Tug boat operators agreed to stop requesting bridge lifts during rush hour in 1973.
A twin arrives
The bridge was originally part of what was then U.S. Highway 99. But in 1957, it was made part of the new interstate highway system.
The Washington and Oregon highway departments shared costs to build the southbound span, which opened in 1958. Although largely identical to its predecessor, the southbound span was a product of a new engineering era. It featured a large humpback designed to better accommodate river traffic. Its steel beams were held together with high-strength bolts rather than the hot rivets used on the northbound span.
That year, the northbound bridge was closed for a two-year remodeling project to install a matching hump, clearing the way for more vessels to pass under both bridges without the need for a bridge lift. Workers also applied a new coat of paint and overhauled the lift system. Adding the new bridge and remodeling the old one cost $14.5 million — or a little over $120 million in current dollars, according to the Bureau of Labor Statistics consumer price index inflation calculator.
By January 1960, both spans were open to the public. But, much to the chagrin of politicians and the public alike, tolls — 20 cents for cars — returned and stayed until 1966.
• Original cost: $1.75 million (equivalent to about $41.6 million in 2016).
• Total length: 3,500 feet.
• Height: 230 feet.
• Spans: The northbound span trusses were assembled with rivets. The southbound spans are bolted.
• Liftspan: 275 feet long; 175 feet of clearance when lifted; weighs 3.264 million pounds.
• Northbound crossings: About 60,000 per day.
• Before its 1958 overhaul, the Interstate Bridge was flat.

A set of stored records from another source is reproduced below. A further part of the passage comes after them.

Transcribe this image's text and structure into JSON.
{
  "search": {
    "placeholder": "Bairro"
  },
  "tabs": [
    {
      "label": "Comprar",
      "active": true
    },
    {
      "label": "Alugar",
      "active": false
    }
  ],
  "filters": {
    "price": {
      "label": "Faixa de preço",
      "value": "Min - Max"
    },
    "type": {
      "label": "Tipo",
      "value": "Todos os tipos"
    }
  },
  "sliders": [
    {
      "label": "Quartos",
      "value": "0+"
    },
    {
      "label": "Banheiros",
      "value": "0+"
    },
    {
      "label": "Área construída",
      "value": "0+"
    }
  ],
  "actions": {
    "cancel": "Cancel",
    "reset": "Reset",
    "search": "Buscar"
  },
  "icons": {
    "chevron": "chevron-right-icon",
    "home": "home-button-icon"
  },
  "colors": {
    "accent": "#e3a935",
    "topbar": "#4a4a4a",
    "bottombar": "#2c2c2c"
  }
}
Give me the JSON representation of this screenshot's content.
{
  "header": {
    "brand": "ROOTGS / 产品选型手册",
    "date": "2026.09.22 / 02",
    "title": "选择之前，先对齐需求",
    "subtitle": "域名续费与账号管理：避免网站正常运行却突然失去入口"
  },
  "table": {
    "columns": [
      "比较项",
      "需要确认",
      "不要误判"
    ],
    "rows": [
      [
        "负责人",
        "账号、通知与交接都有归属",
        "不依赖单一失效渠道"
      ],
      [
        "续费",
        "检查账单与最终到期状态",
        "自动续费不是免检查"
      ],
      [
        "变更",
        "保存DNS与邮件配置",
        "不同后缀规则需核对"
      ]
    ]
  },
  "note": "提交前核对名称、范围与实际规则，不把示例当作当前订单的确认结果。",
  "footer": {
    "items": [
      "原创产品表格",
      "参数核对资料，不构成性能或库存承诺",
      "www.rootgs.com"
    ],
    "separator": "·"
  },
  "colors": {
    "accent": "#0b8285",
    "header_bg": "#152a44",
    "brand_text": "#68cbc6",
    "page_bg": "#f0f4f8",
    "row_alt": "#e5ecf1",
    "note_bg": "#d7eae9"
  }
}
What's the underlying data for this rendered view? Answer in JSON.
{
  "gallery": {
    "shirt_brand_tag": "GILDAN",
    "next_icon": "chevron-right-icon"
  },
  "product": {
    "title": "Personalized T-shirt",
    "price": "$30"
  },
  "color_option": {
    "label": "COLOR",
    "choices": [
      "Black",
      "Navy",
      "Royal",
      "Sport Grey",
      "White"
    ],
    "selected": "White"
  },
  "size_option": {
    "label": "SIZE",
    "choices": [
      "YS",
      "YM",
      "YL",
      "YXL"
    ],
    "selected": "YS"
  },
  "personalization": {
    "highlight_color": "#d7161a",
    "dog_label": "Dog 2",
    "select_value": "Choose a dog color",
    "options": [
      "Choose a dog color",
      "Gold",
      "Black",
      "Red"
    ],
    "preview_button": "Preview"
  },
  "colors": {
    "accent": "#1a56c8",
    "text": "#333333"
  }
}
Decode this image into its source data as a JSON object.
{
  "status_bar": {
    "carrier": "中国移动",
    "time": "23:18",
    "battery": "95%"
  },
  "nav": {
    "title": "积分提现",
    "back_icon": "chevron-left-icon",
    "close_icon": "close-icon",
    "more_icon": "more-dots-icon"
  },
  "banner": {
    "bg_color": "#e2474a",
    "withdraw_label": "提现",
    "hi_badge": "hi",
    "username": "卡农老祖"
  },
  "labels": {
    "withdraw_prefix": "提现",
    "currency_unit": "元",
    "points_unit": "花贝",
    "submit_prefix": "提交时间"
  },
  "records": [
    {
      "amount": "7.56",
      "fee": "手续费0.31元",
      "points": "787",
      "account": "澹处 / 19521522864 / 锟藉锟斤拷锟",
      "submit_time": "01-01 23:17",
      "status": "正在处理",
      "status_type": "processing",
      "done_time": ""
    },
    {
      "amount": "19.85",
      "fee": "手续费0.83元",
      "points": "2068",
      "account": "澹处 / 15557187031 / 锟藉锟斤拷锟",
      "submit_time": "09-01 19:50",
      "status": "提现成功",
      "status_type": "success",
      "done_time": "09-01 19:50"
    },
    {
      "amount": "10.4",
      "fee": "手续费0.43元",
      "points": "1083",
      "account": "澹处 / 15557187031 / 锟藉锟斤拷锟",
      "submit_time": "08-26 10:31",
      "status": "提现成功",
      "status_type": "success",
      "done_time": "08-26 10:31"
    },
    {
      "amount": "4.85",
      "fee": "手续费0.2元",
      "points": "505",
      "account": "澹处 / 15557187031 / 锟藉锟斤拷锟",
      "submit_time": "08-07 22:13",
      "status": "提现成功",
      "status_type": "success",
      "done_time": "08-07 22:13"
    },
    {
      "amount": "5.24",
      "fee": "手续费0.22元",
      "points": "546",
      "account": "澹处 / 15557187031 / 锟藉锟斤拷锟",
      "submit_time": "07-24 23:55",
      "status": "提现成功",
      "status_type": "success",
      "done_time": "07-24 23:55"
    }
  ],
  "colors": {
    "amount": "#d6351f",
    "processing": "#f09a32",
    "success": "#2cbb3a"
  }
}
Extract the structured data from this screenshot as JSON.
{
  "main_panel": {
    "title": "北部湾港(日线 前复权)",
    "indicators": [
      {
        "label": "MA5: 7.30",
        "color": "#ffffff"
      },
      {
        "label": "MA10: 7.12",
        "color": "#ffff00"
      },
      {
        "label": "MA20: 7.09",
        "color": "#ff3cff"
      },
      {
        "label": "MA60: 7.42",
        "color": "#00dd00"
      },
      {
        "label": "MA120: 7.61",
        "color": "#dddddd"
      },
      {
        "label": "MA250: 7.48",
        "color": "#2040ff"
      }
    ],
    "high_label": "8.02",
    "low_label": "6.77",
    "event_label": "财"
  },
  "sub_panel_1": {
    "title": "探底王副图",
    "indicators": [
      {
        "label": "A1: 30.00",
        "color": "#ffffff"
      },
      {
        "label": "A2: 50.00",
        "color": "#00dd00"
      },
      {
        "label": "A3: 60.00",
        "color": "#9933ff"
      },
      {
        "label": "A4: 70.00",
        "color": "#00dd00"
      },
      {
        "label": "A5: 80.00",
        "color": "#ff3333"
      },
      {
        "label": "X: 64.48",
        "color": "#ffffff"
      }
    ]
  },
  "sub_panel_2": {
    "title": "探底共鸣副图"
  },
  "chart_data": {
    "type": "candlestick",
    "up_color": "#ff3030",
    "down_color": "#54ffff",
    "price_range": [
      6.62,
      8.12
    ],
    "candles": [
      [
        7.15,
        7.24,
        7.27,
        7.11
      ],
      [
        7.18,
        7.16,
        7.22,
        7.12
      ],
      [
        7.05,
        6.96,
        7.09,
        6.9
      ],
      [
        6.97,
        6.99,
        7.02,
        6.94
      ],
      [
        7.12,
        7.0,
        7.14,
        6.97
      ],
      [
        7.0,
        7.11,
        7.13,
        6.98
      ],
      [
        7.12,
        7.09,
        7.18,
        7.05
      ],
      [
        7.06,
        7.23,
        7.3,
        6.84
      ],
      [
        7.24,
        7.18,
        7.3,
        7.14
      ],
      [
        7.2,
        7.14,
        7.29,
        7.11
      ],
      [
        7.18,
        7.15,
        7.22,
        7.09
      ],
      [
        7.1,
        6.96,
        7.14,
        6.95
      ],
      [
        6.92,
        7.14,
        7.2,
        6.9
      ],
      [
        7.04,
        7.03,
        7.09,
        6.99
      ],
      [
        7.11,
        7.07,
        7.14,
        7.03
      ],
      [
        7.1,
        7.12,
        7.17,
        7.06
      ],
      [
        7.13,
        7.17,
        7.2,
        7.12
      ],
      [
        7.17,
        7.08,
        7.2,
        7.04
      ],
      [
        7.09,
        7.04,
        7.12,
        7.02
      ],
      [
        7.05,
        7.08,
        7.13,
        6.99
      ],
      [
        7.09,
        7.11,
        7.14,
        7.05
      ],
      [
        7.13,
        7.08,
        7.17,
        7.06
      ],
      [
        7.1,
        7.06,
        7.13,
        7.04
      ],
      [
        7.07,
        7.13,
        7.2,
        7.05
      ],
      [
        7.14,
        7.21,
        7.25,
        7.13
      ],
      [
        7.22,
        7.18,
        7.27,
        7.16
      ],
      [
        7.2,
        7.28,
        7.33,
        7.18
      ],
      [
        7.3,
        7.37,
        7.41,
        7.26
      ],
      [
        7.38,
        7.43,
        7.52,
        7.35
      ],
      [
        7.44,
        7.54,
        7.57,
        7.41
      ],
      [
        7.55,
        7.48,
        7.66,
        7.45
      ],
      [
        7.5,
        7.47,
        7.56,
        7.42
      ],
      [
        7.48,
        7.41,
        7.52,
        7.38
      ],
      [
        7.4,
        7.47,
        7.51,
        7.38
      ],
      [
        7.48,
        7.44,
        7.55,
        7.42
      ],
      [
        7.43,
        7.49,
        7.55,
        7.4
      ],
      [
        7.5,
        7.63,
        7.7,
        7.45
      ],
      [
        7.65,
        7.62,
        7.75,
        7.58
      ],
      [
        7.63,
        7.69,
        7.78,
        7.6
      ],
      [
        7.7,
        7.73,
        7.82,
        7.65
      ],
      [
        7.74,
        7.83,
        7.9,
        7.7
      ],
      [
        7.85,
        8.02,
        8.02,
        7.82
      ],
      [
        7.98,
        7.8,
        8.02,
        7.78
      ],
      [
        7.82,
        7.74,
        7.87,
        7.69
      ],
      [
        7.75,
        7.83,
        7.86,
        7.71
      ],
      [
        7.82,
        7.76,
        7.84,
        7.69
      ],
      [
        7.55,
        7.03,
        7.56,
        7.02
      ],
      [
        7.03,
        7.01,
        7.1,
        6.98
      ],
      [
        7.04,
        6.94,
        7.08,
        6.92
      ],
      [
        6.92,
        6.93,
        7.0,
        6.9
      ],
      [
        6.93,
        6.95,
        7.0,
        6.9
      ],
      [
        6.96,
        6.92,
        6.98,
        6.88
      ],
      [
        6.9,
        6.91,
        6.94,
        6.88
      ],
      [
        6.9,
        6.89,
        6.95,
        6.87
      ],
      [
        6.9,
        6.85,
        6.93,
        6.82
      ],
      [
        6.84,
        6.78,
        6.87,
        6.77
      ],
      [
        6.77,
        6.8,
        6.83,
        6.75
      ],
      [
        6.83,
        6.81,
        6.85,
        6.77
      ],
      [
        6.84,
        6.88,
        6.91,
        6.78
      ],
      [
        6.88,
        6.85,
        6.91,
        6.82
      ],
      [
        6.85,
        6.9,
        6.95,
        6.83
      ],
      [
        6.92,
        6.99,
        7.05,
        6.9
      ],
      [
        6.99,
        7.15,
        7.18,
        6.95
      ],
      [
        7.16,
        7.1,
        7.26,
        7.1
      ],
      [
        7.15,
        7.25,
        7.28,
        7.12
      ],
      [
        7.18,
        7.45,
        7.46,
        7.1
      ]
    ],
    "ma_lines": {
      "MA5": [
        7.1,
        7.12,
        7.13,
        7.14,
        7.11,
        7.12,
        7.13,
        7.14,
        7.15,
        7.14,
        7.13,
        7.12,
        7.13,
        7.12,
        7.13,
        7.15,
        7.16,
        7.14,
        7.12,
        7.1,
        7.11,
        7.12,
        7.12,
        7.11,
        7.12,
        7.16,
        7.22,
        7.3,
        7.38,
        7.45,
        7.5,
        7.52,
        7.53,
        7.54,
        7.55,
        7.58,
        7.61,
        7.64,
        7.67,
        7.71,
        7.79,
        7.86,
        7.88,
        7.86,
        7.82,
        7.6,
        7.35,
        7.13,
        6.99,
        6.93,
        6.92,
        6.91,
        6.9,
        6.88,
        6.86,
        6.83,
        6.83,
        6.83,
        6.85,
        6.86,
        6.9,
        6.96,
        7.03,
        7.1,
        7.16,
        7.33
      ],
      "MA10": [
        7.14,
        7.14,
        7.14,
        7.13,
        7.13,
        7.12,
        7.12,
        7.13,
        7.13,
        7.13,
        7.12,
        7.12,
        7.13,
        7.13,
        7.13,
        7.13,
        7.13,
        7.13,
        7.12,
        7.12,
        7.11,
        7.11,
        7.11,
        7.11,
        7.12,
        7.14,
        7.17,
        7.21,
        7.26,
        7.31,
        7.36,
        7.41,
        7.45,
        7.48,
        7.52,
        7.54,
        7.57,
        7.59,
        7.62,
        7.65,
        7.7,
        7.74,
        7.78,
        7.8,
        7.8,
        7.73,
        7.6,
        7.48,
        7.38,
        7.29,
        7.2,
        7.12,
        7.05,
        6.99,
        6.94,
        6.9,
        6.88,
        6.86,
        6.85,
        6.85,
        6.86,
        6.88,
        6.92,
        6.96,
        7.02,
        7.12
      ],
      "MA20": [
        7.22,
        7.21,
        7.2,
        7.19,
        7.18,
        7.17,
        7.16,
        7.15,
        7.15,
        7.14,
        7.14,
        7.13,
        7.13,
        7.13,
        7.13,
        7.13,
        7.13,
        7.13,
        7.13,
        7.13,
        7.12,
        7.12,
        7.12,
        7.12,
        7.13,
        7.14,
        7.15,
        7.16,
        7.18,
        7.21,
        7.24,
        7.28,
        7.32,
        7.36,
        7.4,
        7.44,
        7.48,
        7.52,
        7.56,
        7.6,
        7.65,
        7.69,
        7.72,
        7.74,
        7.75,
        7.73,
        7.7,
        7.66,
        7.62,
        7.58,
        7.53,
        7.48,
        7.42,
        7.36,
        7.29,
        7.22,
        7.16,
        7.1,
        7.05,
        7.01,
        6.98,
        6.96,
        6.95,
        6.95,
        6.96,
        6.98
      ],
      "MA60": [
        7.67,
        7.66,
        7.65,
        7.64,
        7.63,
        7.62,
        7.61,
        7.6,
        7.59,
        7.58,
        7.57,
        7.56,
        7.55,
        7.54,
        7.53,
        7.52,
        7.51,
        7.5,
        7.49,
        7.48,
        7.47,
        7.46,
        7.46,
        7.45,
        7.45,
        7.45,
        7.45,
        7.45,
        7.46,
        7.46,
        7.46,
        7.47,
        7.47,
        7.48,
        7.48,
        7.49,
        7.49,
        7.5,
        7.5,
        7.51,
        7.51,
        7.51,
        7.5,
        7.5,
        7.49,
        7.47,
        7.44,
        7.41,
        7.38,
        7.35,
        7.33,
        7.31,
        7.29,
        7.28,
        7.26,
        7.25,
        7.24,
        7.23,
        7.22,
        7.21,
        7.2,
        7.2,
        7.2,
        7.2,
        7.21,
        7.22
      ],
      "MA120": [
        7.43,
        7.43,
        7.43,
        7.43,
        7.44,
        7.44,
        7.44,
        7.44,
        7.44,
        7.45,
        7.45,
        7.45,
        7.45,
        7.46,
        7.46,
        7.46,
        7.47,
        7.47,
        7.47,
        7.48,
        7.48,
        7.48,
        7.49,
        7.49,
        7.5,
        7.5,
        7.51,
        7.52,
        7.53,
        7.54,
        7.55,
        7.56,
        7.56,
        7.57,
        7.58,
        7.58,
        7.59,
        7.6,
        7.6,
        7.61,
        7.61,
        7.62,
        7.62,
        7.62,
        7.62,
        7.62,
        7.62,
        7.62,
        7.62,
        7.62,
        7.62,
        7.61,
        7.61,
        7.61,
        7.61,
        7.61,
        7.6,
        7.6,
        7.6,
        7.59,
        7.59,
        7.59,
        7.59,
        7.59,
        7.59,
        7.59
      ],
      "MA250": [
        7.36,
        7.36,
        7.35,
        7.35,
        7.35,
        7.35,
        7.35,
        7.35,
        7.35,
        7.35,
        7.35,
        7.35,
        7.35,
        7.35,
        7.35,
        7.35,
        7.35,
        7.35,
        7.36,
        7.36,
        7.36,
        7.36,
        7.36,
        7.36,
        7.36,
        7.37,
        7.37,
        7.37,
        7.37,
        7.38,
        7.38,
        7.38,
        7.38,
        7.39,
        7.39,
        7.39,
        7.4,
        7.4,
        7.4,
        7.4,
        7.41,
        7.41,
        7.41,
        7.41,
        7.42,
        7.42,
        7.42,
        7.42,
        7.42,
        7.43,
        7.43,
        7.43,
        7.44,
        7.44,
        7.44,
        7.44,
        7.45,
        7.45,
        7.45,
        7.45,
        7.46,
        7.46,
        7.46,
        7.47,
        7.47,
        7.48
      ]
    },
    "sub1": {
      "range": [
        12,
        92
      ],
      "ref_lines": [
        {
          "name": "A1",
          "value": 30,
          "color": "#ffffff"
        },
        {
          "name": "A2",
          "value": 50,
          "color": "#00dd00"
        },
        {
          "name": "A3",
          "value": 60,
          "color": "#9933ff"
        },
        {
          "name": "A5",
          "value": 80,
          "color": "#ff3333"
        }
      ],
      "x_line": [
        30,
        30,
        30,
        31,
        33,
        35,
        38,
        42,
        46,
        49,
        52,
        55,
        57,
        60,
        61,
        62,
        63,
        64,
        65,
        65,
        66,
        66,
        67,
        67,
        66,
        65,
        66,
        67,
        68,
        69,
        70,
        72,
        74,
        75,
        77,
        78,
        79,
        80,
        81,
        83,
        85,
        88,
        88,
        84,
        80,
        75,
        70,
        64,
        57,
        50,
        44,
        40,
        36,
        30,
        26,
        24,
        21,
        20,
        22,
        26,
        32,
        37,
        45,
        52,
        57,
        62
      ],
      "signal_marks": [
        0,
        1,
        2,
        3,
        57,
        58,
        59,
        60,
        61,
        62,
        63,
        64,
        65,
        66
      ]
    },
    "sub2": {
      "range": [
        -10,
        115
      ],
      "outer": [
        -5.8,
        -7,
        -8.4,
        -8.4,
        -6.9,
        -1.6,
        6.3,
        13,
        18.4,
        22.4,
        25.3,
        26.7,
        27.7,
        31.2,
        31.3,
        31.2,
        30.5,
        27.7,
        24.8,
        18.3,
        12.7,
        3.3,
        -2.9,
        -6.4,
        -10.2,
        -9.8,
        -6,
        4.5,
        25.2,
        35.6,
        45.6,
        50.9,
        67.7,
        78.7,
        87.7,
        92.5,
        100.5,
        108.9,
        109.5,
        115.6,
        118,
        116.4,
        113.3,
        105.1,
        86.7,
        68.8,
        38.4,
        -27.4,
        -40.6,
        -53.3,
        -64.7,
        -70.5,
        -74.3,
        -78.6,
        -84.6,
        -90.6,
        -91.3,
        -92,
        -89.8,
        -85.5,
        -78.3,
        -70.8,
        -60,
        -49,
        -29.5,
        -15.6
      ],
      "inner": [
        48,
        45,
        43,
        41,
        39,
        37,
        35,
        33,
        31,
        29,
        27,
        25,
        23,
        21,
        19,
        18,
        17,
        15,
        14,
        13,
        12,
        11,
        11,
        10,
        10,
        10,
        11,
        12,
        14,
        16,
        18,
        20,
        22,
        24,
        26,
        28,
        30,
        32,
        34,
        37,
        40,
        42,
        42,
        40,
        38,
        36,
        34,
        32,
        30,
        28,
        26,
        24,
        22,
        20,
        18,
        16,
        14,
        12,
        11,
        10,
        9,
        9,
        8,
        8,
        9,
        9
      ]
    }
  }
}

A hump was added to better serve marine traffic.
• Streetcars ran on the bridge until 1940.
In 1982, the Interstate Bridge was listed on the National Register of Historic Places. Also that year, the Glenn Jackson Bridge on Interstate 205 opened. As a result, about 25,000 commuters opted to use the I-205 Bridge to the east. Almost immediately, I-5 commuters rejoiced over lighter traffic and smoother commutes. But the region continued to grow and their celebrations were short-lived.
Through the 1980s and up to the mid-1990s, repairs and roadway upgrades periodically stymied traffic. The region’s population has continued to grow, and traffic jams have steadily grown worse. Now more than 130,000 vehicles per day cross the bridge.
While all that traffic, and the fact the bridge even reached its 100 birthday, is a point of contention for many in Southwest Washington, local journalist and author Sharon Wood Wortman still sees a lot to appreciate in the old structure.
Only 10 bridges stood in Portland before the Interstate Bridge was erected. And although it’s taken for granted today, being able to drive between Portland and Vancouver was a huge boon in 1917. Its lift design was an American invention that allowed travel on the road and on the river.
Today, it’s the only place on Interstate 5 between Mexico and Canada that cars stop for marine traffic.
“That’s its claim to fame, on the whole I-5 corridor, you get to stop for sailboats,” Wortman said.
Wortman describes the Interstate Bridge as a showpiece of the Industrial Era during which it was built, even though it may not meet our modern needs.
“It’s a new world and it’s an old bridge,” she said.”It’s a classic of its time, but it’s underappreciated because it’s not doing its job like it’s supposed to. It’s like grandpa isn’t getting around the way he ought to.”